The property was purchased in the early 1970s by John and June Young. June Young was one of the founders of Santa Clause Lane and she promptly painted the large house bright yellow with a bright orange roof. The house could not be missed and The Big Yellow House was a landmark for many years. I was intrigued to learn that for many years, children’s meals were priced ‘by the pound’ – not the food, but the children. Those under 10 years old would be weighed on a large scale and their meals priced accordingly.
Whatever the truth of hauntings and supernatural occurrences, I was very sad to hear that the building was the subject of a mortgagee sale in 2010 and so the restaurant had to close. But now I am heartened to learn that it has been bought by a local Santa Barbara developer who is looking for tenants. I hope that one of the tenants is a restaurateur who might continue at least some of the things that made The Big Yellow House famous.
“He may live without books – what is knowledge but grieving?
He may live without hope – what is hope but deceiving?
He may live without love – what is passion but pining?
But where is the man who can live without dining?”
Edward Bulwer-Lytton, English statesman and poet. (1831-1891)
..Note 2 – Still having trouble with posting comments on other people’s blogs. Perhaps the ghost of The Big Yellow House is haunting me!
- Richard Wiseman discusses Paranormality on For Good Reason (randi.org)
- How can you find out if your body is haunted by ghosts? (demonizerdoom.wordpress.com)
What an amazing history. I do hope the get to retain a piece of the restaurant. So sad if it will all be lost. Wonderful post. Thanks. Have a beautiful day!
Thanks for the comment – I think that the restaurant is lost. But they are apparently looking for another operator to lease space for a restaurant. I hope you have a lovely day too.
With most of California developing after WWII, I LOVE stories about historic buidings there…oh I do hope that a new tenant will be found!
Yes Tracy, fingers crossed!
Thanks you Elyse.
Thanks for sharing your explorations and research. That must have been a wonderful trip you made with your sister.
Yes it was and I am so glad that we did it.
This was so interesting Judith. I love it when buildings seem to take on personalities and the legends and stories of ghosts begin to mount. And the poem at the end is an absolutely perfect fit!
Thanks again Dor. I love finding out things like this. I think maybe in another life I could have been a spy.
Very interesting. I am surprised the paranormal and/or non-paranormal activity wouldn’t serve as a reason to keep it. Seems the crowds would flock to capture a glimpse of the paranormal, right?
Well it was a mortgagee sale and so I suppose that along with so many other businesses, they just couldn’t make it in the recession.
Judith, the idea of charging by the weight of the children makes me think – maybe we should take that concept to adults all across the country! 🙂
Let’s start a wave for charging by the pound of your weight.
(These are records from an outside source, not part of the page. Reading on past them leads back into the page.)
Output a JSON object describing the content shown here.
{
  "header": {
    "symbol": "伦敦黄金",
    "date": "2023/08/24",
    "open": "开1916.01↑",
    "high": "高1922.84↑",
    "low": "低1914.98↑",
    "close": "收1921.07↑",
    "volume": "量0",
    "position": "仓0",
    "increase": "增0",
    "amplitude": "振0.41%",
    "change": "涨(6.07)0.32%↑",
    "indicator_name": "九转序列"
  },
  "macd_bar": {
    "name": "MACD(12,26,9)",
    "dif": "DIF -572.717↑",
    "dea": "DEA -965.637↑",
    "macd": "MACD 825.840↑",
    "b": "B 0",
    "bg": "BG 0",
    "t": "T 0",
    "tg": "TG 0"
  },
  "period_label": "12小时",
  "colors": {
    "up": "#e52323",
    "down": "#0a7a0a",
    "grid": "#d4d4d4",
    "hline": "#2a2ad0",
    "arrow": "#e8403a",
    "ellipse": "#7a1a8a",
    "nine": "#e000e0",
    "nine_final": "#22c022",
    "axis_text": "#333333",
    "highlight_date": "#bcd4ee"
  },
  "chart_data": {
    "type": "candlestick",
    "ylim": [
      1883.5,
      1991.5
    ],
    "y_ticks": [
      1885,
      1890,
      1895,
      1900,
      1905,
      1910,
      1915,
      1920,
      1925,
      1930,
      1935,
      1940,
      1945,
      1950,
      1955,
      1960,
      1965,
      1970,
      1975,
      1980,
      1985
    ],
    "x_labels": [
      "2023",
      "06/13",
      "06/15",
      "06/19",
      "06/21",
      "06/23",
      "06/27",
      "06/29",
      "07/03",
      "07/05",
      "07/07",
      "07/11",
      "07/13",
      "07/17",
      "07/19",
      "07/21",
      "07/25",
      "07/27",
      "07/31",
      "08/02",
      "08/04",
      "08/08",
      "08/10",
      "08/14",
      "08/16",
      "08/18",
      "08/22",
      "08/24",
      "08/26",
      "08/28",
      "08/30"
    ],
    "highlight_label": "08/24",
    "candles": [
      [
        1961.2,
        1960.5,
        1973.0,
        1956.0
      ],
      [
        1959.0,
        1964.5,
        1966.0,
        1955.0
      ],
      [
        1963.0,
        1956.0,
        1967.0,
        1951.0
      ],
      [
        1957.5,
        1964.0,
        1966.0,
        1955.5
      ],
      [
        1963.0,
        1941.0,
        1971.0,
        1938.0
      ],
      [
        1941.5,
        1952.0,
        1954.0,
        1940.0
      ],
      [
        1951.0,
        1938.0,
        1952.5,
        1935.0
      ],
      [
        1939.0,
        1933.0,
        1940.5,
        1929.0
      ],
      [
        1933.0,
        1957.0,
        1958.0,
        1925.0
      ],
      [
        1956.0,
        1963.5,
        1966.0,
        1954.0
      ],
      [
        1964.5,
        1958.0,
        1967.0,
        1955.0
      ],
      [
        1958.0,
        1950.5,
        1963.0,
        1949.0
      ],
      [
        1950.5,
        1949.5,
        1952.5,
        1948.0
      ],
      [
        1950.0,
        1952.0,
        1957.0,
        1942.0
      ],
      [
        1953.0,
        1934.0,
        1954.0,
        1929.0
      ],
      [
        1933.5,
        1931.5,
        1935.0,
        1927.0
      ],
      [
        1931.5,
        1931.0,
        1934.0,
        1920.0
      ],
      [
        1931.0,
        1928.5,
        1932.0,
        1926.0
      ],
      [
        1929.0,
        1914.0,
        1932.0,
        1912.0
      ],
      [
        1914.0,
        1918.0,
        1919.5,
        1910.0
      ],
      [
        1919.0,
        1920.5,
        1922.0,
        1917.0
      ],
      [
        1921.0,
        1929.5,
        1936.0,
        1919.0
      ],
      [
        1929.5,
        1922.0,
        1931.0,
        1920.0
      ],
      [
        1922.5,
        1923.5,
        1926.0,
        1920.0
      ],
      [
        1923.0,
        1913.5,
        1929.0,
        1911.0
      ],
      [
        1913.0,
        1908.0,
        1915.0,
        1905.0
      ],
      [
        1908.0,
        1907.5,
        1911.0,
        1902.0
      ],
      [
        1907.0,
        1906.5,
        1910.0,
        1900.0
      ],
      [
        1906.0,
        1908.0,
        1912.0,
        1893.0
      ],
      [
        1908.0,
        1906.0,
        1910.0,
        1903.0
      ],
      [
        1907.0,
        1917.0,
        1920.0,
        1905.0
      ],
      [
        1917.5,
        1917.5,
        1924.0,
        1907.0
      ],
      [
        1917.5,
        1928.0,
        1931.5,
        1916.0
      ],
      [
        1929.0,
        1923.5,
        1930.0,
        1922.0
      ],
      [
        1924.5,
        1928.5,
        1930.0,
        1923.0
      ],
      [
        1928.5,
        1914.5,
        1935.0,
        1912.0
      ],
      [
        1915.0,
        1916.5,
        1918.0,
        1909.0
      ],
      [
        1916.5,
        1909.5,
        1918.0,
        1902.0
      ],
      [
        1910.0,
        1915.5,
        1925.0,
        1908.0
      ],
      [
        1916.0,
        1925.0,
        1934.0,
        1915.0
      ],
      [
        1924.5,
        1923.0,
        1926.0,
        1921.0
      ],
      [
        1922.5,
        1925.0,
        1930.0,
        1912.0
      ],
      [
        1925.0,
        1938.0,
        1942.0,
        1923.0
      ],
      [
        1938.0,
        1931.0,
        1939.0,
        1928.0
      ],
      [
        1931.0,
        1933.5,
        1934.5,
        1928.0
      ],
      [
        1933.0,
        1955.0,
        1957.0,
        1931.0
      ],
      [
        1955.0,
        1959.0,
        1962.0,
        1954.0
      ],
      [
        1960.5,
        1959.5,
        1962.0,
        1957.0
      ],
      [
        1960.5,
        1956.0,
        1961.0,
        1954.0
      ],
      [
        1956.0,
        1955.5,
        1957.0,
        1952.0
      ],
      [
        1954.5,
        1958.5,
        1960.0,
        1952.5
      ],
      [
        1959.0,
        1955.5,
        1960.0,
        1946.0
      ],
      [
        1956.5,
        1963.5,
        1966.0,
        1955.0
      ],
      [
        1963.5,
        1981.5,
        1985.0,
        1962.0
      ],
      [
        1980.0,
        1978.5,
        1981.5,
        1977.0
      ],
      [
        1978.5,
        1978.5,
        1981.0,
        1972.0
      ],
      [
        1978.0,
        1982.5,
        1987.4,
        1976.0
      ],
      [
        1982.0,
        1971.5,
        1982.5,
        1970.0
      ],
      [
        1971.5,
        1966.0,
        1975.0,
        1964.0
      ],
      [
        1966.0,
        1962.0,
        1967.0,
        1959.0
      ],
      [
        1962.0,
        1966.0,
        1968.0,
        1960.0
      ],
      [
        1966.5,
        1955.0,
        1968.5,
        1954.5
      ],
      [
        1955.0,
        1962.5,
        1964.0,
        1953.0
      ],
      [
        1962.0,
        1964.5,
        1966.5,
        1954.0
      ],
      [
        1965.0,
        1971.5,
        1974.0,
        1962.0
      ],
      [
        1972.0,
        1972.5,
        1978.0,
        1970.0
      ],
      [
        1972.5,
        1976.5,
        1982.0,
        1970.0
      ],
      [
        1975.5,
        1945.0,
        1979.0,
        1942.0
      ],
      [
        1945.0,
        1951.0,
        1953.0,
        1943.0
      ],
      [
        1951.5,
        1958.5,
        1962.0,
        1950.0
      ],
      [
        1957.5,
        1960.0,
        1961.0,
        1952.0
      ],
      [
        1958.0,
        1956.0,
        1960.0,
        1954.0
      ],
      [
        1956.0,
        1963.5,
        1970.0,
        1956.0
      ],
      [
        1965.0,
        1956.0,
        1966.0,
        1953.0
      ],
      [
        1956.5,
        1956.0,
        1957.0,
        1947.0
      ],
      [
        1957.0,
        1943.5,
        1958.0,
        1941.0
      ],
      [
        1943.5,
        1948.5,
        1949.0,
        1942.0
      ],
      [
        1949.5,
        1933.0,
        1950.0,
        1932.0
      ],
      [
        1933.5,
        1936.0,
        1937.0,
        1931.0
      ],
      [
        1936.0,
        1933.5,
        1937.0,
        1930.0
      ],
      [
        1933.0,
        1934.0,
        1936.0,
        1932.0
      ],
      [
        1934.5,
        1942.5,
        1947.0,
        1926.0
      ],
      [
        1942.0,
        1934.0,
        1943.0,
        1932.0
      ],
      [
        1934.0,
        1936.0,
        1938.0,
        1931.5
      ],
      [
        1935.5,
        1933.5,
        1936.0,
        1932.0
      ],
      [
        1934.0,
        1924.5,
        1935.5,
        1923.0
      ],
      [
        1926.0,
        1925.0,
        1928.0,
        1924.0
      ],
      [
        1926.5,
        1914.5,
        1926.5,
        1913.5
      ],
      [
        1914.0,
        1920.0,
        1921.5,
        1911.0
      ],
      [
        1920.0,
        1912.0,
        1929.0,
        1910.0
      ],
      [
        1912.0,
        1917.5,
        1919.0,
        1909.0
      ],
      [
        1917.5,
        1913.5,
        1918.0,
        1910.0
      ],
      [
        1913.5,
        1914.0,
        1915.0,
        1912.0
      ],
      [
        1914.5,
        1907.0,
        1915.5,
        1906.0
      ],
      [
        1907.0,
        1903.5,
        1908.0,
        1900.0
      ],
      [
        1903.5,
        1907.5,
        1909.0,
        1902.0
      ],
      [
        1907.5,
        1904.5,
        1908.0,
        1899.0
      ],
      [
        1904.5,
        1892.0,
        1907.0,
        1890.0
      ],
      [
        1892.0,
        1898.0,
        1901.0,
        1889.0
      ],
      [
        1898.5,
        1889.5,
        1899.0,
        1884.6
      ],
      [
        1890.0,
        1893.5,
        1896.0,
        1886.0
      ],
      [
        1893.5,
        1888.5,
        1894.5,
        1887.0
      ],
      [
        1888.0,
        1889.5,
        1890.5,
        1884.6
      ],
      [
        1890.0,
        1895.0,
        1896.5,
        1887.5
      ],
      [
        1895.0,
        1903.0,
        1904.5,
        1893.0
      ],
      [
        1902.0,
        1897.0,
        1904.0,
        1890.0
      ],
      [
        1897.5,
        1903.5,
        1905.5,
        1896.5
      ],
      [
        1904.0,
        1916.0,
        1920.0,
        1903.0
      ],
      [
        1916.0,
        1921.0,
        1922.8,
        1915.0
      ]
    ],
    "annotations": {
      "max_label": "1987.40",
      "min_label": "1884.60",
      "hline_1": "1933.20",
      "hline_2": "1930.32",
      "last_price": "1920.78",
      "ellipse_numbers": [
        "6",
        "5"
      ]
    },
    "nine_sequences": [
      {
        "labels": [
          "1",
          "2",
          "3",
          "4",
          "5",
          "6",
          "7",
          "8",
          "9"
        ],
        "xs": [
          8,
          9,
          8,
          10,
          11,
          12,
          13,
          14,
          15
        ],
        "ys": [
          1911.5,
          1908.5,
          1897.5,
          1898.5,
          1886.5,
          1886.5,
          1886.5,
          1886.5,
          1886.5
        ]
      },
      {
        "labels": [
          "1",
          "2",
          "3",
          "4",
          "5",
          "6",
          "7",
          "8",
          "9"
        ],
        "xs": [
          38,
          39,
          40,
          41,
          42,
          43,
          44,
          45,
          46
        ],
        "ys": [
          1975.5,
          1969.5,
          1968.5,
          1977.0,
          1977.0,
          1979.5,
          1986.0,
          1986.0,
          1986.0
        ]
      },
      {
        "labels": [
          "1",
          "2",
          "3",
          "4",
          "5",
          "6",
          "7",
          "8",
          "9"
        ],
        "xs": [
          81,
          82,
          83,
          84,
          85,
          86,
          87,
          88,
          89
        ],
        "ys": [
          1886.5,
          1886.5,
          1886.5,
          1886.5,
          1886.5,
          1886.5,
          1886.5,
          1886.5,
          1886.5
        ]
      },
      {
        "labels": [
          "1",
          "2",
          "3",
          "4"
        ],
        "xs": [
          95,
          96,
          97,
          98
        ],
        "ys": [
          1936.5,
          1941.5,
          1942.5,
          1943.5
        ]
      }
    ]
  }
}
Obesity rate is multiplying in most western cultures maybe this would help control it. Great idea Jackie.
I used to live in California and nothing I liked better than was to head for the open road and stop at new diner places.. Hmm, wonder if any I ate at were haunted??
Makes me want to google a few..
There probably are a few in New Orleans that you could check out and tell us about.
Those trips are the best…love it! Thank you!
Of course, the company makes any trip enjoyable/memorable.
I love visiting places like that (Lucy the Elephant immediately comes to mind). They are usually quite interesting. Thanks for sharing the story about The Big Yellow House. I, too, hope a restaurateur takes over the place so that someday I can visit it. 🙂
Thanks Robin – I really liked going to that place and hope that it will reopen as a restaurant soon.
Pingback: Goodbye 2021 | I choose how I will spend the rest of my life
Pingback: Gobye 2021 – A World Apart